A stream ran down from the top of Spring Hill, ran through the intersection of Humboldt St. (now Homer St.) and an unnamed street (now Damas St.) and down into modern day Spring Garden (Fig. 4). In 1912 a rectangular stone and concrete structure was built into the shale hillside alongside Damas St. (formerly Robinson Road) to harness the flow of water beneath the ground to provide easy access to drinking water for the residents of the neighborhood and surrounding area.
The nomination form goes on to mention that “the spring water was tested and shut off sometime in the 1950s” and that house construction above the spring “may have contributed to [its] contamination”. Furthermore, “It is reported that during this time the spring water developed a distasteful odor and became a yellowish orange color.”
There’s no official word on whether the discoloration is still in effect, but it looked fine to my admittedly low standards. Despite the warning that “public works does not encourage its use because [the water] is not treated”, it’s certainly right there for the drinking and let’s face it: it’s cool to suck spring water right out of the hillside. Lesser journalists–speculative or otherwise–would turn toward home after snapping some pictures, but this blogger rushed in for a righteous century-in-the-making quaff.
So…what does Voegtly Spring’s water taste like? Well, it ain’t Perrier, that’s for sure. If it’s not too vague, we’ll describe it as earthy, or maybe minerally. Flavorful–but I wouldn’t describe that flavor as desirable. It’s maybe a little gritty–like a woodsy stream–surprisingly warm, and decidedly different from city tap water (for good or bad). That said, it doesn’t have the natural toe-tingling effervescence of more celebrated waters. I’ll go out on a limb to suggest it’s unlikely we’ll encounter Winnebagos parked on Damas Street with tourists filling five-gallon jugs like you regularly see down in Berkeley Springs.
I’ll be honest: there’s not a lot else to do at the spring. You can drink from it straight like a water fountain and you can fill up a jug. That’s pretty much it. As entertainment, a visit is pretty low rent compared to, say, Pac-Man or The Jumble. Regardless, it’s a neat little old world nugget to trip across if you find yourself hanging out by the boxing ring or, more practically, desperately need some hydration and can’t quite make it down to Penn Brewery.
Here, on this eve of an incredibly important national election, we can only recommend that Orbiteers first get out and vote. And then, if you’re still not satisfied, get out and Voegt.
Getting there: Voegtly Spring is on Damas Street, just off Homer. When you see the old Hook & Ladder Company or the big public mosaic/garden, you’re real close. The easiest way to get there (especially on bicycle) is from Spring Garden Avenue, up the hill on Homer.

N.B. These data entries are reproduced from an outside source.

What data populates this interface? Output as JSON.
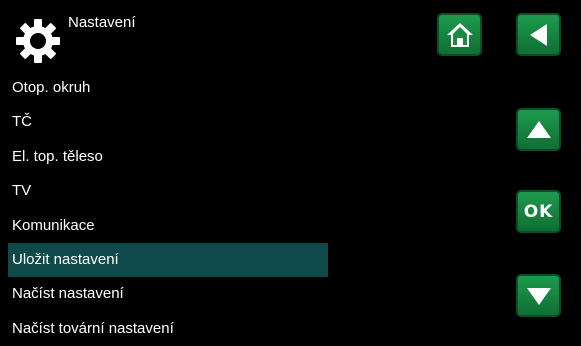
{
  "header": {
    "title": "Nastavení",
    "icon": "gear-icon"
  },
  "menu": {
    "items": [
      {
        "label": "Otop. okruh"
      },
      {
        "label": "TČ"
      },
      {
        "label": "El. top. těleso"
      },
      {
        "label": "TV"
      },
      {
        "label": "Komunikace"
      },
      {
        "label": "Uložit nastavení",
        "selected": true
      },
      {
        "label": "Načíst nastavení"
      },
      {
        "label": "Načíst tovární nastavení"
      }
    ]
  },
  "buttons": {
    "home_icon": "home-icon",
    "back_icon": "back-arrow-icon",
    "up_icon": "arrow-up-icon",
    "ok_label": "OK",
    "down_icon": "arrow-down-icon"
  },
  "colors": {
    "background": "#000000",
    "selected_row": "#0e4a4a",
    "button_green": "#1e9a4e"
  }
}
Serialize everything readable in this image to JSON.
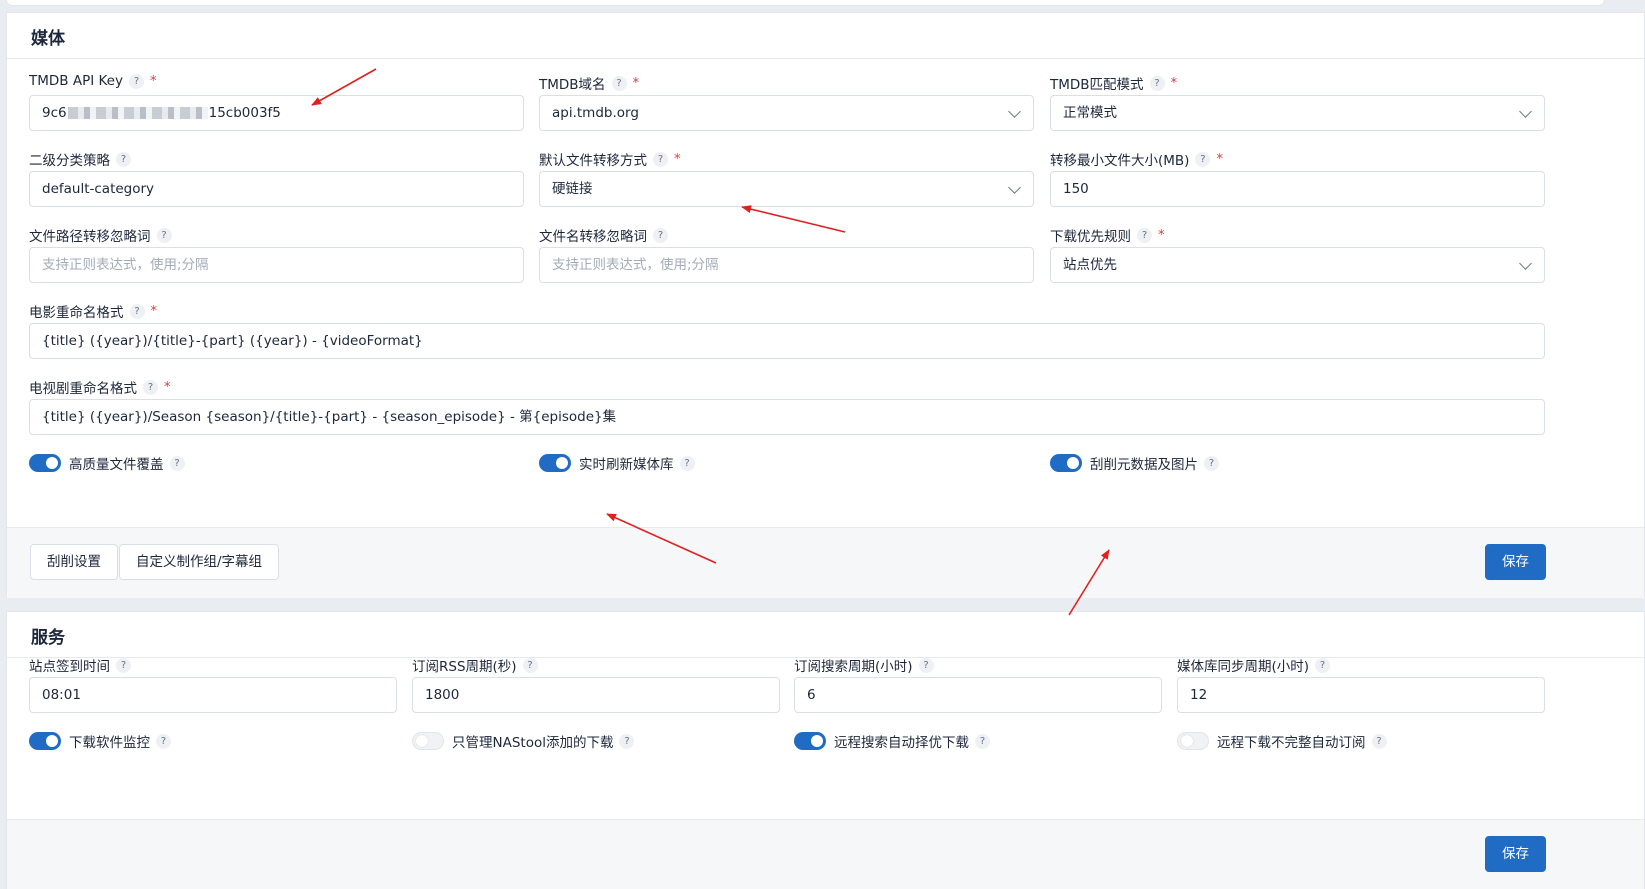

We’ve also added a pin for the spring to our Map page.
CORRECTION: An earlier version of this story quoted an August, 2016 Post-Gazette piece on the re-opening of the spring that incorrectly lists Fred and Wilbert Bergman as the builders. The Bergmans took the earliest known photograph of the spring, but construction was done by the city Department of Public Works.
* The mosaic was constructed by a large group at the leadership of Linda Wallen, whose Yetta Street mosaics (also in Spring Hill) we profiled last year.
** A big thank-you to Spring Hill resident James Rizzo for helping to clarify the facts on ownership and construction of Voegtly Spring.